By Steve Cooley
In 1994, California voters overwhelming approved Proposition 184, the “Three Strikes,”‘ which mandated a sentence of 25 years to life imprisonment for anyone convicted of any felony if that person had been previously convicted of two or more serious or violent felonies. The law also doubled the penalty for anyone convicted of a felony who had been previously convicted of one serious or violent felony,a second-strike Thousands of recidivists have been Imprisoned under, the secondand third-strike statutory schemes. Some observers credit the declining crime rates in most counties to this recidivist sentencing law.
At first, many prosecutors and judges felt “Three Strikes” sentences were mandatory in all qualifying cases, no matter what the nature of the triggering’ felony. In California, many crimes are punishable as felonies but are not labeled as serious or violent by the Penal Code. A second shoplifting offense, writing a bad check for more than $200 and possessing a small amount of illegal drugs for personal use are all felonies that could trigger the 25-years-to-life sentence.
Justices retained discretion
In 1996, the state Supreme Court ruled that judges retained discretion under the law to disregard a prior strike in the, interest of justice and. impose a more appropriate sentence on the present offense. As a result, policies and practices changed in some counties. Thus, California has a system that can vary widely and result in inequality depending on the county in which the crime is committed and which court sentences the offender.
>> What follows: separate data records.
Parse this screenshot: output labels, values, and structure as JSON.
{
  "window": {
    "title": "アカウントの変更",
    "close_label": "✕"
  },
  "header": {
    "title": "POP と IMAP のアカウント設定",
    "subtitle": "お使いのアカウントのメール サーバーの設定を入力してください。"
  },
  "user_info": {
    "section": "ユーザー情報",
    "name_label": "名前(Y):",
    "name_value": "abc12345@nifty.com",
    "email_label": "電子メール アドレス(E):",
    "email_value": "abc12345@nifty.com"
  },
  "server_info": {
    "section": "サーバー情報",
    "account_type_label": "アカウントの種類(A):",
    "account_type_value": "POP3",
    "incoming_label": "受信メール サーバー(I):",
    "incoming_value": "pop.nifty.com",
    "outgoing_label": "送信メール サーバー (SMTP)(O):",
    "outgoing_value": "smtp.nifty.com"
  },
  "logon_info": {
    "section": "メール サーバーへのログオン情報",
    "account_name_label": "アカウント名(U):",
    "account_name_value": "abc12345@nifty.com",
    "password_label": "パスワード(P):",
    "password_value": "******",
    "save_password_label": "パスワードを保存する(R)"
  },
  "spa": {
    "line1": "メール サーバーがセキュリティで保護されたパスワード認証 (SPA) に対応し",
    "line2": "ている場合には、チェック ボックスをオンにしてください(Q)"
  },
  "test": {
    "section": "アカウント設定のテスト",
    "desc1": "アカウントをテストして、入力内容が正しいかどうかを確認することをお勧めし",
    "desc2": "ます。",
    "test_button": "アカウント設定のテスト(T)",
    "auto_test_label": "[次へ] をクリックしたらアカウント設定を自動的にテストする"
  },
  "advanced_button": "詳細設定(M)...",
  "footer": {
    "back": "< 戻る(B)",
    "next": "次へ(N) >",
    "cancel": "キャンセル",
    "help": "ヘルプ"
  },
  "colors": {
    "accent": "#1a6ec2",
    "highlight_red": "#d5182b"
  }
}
Such inequality causes the public to question whether the criminal justice system is actually dispensing evenhanded justice. As a candidate for Los Angeles County district attorney in 1999, I pledged to issue a new “Three Strikes” policy for the Los Angeles County District Attorney’s Office. Immediately after being sworn in, I made good on that pledge.
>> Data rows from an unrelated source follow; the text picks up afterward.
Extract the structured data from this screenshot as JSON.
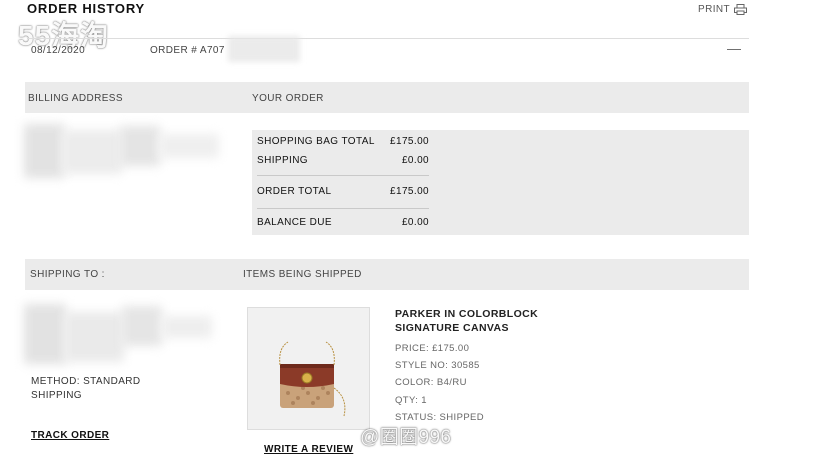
{
  "header": {
    "title": "ORDER HISTORY",
    "print_label": "PRINT",
    "watermark": "55海淘"
  },
  "order": {
    "date": "08/12/2020",
    "number_prefix": "ORDER # A707"
  },
  "billing": {
    "billing_label": "BILLING ADDRESS",
    "your_order_label": "YOUR ORDER"
  },
  "summary": {
    "rows": [
      {
        "label": "SHOPPING BAG TOTAL",
        "value": "£175.00"
      },
      {
        "label": "SHIPPING",
        "value": "£0.00"
      },
      {
        "label": "ORDER TOTAL",
        "value": "£175.00"
      },
      {
        "label": "BALANCE DUE",
        "value": "£0.00"
      }
    ]
  },
  "shipping": {
    "shipping_to_label": "SHIPPING TO :",
    "items_label": "ITEMS BEING SHIPPED",
    "method_line1": "METHOD: STANDARD",
    "method_line2": "SHIPPING",
    "track_order": "TRACK ORDER"
  },
  "product": {
    "name_line1": "PARKER IN COLORBLOCK",
    "name_line2": "SIGNATURE CANVAS",
    "price": "PRICE: £175.00",
    "style": "STYLE NO: 30585",
    "color": "COLOR: B4/RU",
    "qty": "QTY: 1",
    "status": "STATUS: SHIPPED",
    "review_link": "WRITE A REVIEW"
  },
  "weibo_watermark": "@圈圈996",
  "colors": {
    "section_bg": "#ebebeb",
    "bag_brown": "#8b3a28",
    "bag_tan": "#c9a27a"
  }
}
The policy of the L.A. District Attorney’s Office requires’ that if a potential third strike is not a serious or violent felony, it will not be treated as a third-strike case except in unusual circumstances. It is generally sentenced as a second-strike case.
This policy avoids injustice and abuse in the form of disproportionately harsh sentences of 25 years to life for relatively minor crimes. Since December 2000, prosecutors have implemented this policy and virtually eliminated 25-years-to-life sentences for petty thieves and petty drug offenders. This new policy has worked well and has been well received by law enforcement; the courts and the community at large.
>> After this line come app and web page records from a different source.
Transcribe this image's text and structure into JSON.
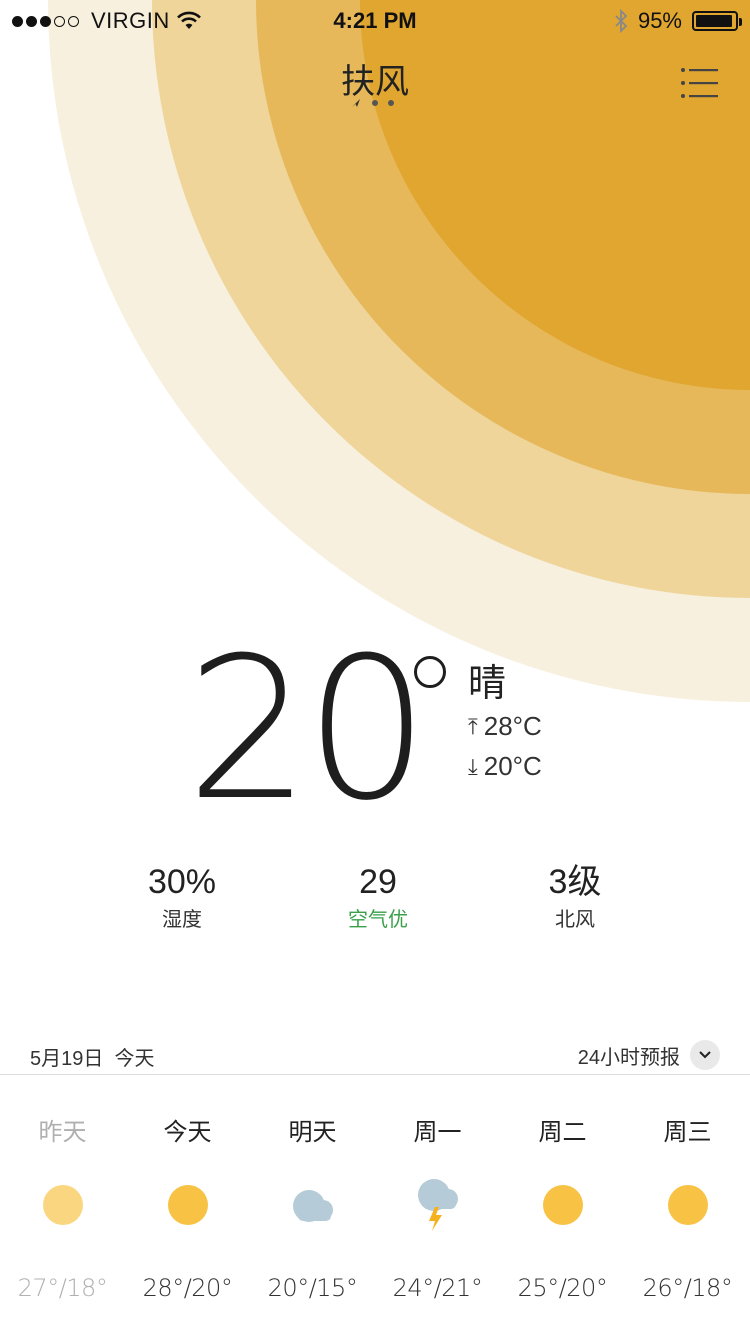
{
  "status_bar": {
    "carrier": "VIRGIN",
    "time": "4:21 PM",
    "battery": "95%",
    "battery_level": 0.95
  },
  "header": {
    "city": "扶风"
  },
  "current": {
    "temperature": "20",
    "condition": "晴",
    "high": "28°C",
    "low": "20°C"
  },
  "stats": [
    {
      "value": "30%",
      "label": "湿度"
    },
    {
      "value": "29",
      "label": "空气优"
    },
    {
      "value": "3级",
      "label": "北风"
    }
  ],
  "date_bar": {
    "date": "5月19日  今天",
    "forecast_toggle": "24小时预报"
  },
  "forecast": [
    {
      "day": "昨天",
      "icon": "sun-icon",
      "temps": "27°/18°"
    },
    {
      "day": "今天",
      "icon": "sun-icon",
      "temps": "28°/20°"
    },
    {
      "day": "明天",
      "icon": "cloud-icon",
      "temps": "20°/15°"
    },
    {
      "day": "周一",
      "icon": "thunderstorm-icon",
      "temps": "24°/21°"
    },
    {
      "day": "周二",
      "icon": "sun-icon",
      "temps": "25°/20°"
    },
    {
      "day": "周三",
      "icon": "sun-icon",
      "temps": "26°/18°"
    }
  ],
  "colors": {
    "sun_core": "#E0A630",
    "sun_ring2": "#E6B85A",
    "sun_ring3": "#EFD59A",
    "sun_ring4": "#F8F0DF",
    "air_good": "#3AA04A",
    "icon_sun": "#F8C244",
    "icon_sun_past": "#FBD680",
    "icon_cloud": "#B5CCD8",
    "icon_bolt": "#F6B21E"
  }
}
In 2004, voters’ were asked to approve a ballot measure that virtually all law enforcement officials believed would have undercut the “Three Strikes” law. It would have resulted in the wholesale release of thousands of dangerous criminals.
Pre-election opinion polls indicated broad public support for Proposition 66. Only a last minute aggressive public awareness campaign led by Gov. Arnold Schwarzenegger and other former California governors defeated the proposition by a close vote of 53% to 47%. Gov. Schwarzenegger has said that he would be interested in fixing problems with the current “Three Strikes” law.
Those who supported Proposition 66 have vowed to continue their efforts to modify or repeal the “Three Strikes” law. There is little doubt that the public wants reasonable and just reform of the law. The Three Strikes Reform Act of 2006 is the joint product of prosecutors, private attorneys and other interested parties working together to ensure a realistic approach to prevent unjust sentencting without compromising the ability to remove serious and dangerous recidivist criminals from our communities. It has already received support from law enforcement. It has also been favorably reviewed by a number of newspapers including The Sacramento Bee, the Las Angeles Times, the San Francisco Chronicle, the San Diego Union Tribune, the San Gabriel Valley Tribune and the Orange County Register. State Sen. Gloria Romero has agreed to introduce legislation to place the initiative on the ballot.
The proposed act keeps the present two and “Three Strikes” penalties; keeps the definitions of “serious” and “violent” felonies; and provides that current strikes must be either serious or violent felonies or from specific crime categories, such as certain sex offenses, large quantity drug offenses, crimes ;where the defendant uses a firearm, was armed or intended to cause great bodily injury to another person.
Apply for resentencing
Current third-strike prisoners whose triggering felony would not qualify for a 25-years-to-life sentence. would be eligible to apply for resentencing at the court’s discretion as a second-strike offender.
The criminal. justice system needs to retain the beneficial provisions of the “Three Strikes” law. However, the state should not allow the misallocation of limited penal resources by having life prison sentences for those who do not pose a serious criminal threat to society.
Punishment should fit the crime: California can assure public safety and achieve the interests of justice in all counties and courts with The Three Strikes Reform Act of 2006.